Although not an Eastern Townshipper by birth, Joseph-Adélard Godbout adopted the Townships in midlife, buying in 1930 a century-old farmhouse near Frelighsburg, where he was later buried, and where his family still resides. Born in 1892 in Saint-Éloi, on the Lower Saint Lawrence, Godbout was educated at the Séminaire de Rimouski, the Ecole d'agriculture de Ste-Anne-de-la-Pocatière, and Amherst Agricultural College in Massachusetts. An agronomist by training, he held a post with the Quebec department of Agriculture, and taught agriculture at Ste-Anne until 1930. It was at that time that he bought his property in the Eastern Townships.

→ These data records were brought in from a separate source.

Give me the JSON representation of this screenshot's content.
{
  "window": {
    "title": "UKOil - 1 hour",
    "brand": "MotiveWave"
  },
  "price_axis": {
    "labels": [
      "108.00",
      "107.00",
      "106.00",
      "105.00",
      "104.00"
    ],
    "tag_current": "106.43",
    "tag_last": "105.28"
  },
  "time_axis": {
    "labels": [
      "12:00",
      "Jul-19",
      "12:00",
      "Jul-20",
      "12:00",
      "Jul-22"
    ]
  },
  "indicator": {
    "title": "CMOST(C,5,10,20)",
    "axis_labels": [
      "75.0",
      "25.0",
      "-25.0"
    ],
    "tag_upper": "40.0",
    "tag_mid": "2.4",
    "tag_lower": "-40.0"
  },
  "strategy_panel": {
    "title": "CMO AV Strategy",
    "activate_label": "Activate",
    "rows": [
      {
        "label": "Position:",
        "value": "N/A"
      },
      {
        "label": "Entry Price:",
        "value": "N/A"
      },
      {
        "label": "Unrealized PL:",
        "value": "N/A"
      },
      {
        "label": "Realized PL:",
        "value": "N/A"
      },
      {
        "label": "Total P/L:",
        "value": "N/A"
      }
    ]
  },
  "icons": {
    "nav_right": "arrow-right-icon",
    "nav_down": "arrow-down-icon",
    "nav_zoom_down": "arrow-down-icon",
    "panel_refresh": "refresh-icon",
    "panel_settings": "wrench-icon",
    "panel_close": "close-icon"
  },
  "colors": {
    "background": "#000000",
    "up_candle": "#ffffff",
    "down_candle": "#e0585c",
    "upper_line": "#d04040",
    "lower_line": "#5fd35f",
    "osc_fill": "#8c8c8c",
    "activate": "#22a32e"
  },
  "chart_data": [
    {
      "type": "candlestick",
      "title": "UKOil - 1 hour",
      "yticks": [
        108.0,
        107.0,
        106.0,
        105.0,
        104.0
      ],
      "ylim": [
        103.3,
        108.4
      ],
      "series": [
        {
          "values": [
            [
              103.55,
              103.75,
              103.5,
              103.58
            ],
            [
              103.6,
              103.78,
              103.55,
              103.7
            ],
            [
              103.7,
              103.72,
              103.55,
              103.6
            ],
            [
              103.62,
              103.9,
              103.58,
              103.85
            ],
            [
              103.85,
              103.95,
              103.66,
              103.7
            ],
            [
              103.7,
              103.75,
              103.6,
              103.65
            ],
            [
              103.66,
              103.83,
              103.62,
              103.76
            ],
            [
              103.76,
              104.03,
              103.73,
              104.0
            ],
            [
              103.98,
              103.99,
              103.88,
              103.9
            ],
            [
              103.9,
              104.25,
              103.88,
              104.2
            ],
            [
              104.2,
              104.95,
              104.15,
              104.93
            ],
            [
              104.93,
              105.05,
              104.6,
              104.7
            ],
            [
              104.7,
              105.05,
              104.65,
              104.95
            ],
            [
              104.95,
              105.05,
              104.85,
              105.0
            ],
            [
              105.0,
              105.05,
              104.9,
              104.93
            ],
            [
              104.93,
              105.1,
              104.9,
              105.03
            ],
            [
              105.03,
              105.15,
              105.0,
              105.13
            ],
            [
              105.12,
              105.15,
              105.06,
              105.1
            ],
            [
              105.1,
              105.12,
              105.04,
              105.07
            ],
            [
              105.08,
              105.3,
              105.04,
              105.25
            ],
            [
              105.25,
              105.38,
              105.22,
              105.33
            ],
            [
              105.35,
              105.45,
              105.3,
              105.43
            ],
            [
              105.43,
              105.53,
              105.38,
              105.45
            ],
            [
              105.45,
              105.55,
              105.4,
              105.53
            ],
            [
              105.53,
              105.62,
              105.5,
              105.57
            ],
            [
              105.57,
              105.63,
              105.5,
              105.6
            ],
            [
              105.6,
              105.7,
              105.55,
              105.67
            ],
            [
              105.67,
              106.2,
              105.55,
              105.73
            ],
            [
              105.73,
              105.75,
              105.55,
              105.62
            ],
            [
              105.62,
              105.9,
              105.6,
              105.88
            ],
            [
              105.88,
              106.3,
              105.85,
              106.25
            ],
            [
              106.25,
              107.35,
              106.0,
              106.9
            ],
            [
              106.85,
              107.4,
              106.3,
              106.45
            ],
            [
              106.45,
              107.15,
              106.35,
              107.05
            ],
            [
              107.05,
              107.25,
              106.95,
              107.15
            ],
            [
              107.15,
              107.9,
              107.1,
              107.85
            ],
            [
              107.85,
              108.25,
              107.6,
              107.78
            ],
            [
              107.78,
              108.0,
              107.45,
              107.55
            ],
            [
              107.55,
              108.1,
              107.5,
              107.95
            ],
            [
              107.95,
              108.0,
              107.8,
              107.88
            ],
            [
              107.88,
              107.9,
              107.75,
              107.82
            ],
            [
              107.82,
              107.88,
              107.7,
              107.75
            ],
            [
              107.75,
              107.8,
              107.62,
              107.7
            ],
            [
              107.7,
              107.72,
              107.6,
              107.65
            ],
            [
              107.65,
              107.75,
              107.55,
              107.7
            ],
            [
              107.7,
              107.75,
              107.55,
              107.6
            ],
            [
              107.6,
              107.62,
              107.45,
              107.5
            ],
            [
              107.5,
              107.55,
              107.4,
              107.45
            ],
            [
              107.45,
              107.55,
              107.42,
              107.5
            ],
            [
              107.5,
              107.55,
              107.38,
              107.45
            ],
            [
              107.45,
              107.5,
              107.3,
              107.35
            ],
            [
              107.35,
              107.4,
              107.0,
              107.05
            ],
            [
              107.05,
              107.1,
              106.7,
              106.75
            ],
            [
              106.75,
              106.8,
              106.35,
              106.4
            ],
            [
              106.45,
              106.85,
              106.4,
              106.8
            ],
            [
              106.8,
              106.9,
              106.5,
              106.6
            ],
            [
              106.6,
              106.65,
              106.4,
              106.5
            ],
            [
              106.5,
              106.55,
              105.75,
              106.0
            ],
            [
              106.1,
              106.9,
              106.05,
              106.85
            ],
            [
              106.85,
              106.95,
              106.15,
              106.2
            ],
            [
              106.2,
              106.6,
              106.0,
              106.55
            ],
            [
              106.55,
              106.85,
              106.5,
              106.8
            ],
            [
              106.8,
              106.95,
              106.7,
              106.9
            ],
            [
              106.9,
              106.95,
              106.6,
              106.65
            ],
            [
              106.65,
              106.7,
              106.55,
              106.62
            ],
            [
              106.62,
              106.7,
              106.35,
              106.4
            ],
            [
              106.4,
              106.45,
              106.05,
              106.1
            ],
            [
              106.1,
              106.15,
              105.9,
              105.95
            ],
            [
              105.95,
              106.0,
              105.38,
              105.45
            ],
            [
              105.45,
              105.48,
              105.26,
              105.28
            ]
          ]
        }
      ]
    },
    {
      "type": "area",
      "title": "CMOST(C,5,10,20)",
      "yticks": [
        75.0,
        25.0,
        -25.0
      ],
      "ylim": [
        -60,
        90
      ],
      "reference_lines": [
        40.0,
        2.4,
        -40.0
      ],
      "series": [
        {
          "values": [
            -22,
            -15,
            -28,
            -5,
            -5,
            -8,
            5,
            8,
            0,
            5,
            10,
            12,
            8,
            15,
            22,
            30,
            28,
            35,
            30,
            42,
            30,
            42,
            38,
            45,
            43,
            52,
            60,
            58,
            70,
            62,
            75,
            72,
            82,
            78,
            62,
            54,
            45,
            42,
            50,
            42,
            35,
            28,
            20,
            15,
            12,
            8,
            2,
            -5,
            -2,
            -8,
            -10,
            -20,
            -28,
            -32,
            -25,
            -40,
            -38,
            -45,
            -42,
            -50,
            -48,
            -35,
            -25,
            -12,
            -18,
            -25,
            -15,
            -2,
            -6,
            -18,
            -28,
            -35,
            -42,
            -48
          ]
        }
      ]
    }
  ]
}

Godbout's political career began in 1929, when he was acclaimed to the seat for L'Islet County in the Legislative Assembly of Quebec. Except for a three-year period, he held his seat until 1948. During his first term, Godbout was appointed Minister of Agriculture in the Taschereau government. Amidst the scandals of that regime, he won the respect of his peers and succeeded Taschereau as Premier in 1936. A few months later, he called an election but was defeated by Maurice Duplessis. Backed by the governing federal Liberals, Godbout returned to power in 1939, and was Premier until 1944. His party was again defeated that year by Duplessis, but Godbout stayed on as Opposition Leader until his defeat in 1948. In 1949, he was appointed to the Canadian Senate.
Adélard Godbout was maligned by his opponents (including the conservative Catholic Church) and later by historians -- this, despite an impressive array of accomplishments while in office, which included, among others: reforms to the educational system (compulsory schooling until age 14; free elementary schooling and textbooks; completion of the Université de Montréal, begun in the 1920s but neglected during the Depression); voting rights for women (Quebec was the last province to grant them); nationalizing several large monopolies that controlled the distribution and pricing of electricity in and around Montreal, thus creating Hydro-Québec, a giant that would expand over time to power the entire the province; and passing a progressive new Labour Code which entrenched the rights of collective bargaining and unionization.
Godbout's downfall was his perceived subservience to the federal government. During World War II, his support for Prime Minister Mackenzie King on the conscription issue, and his acceptance of the new federal unemployment insurance, tarnished his otherwise sterling reputation in the eyes of many Quebec voters.
Joseph-Adélard Godbout died in Montreal in 1956, the result of an accidental fall at his home in the Eastern Townships. He was buried in the parish cemetery in Frelighsburg.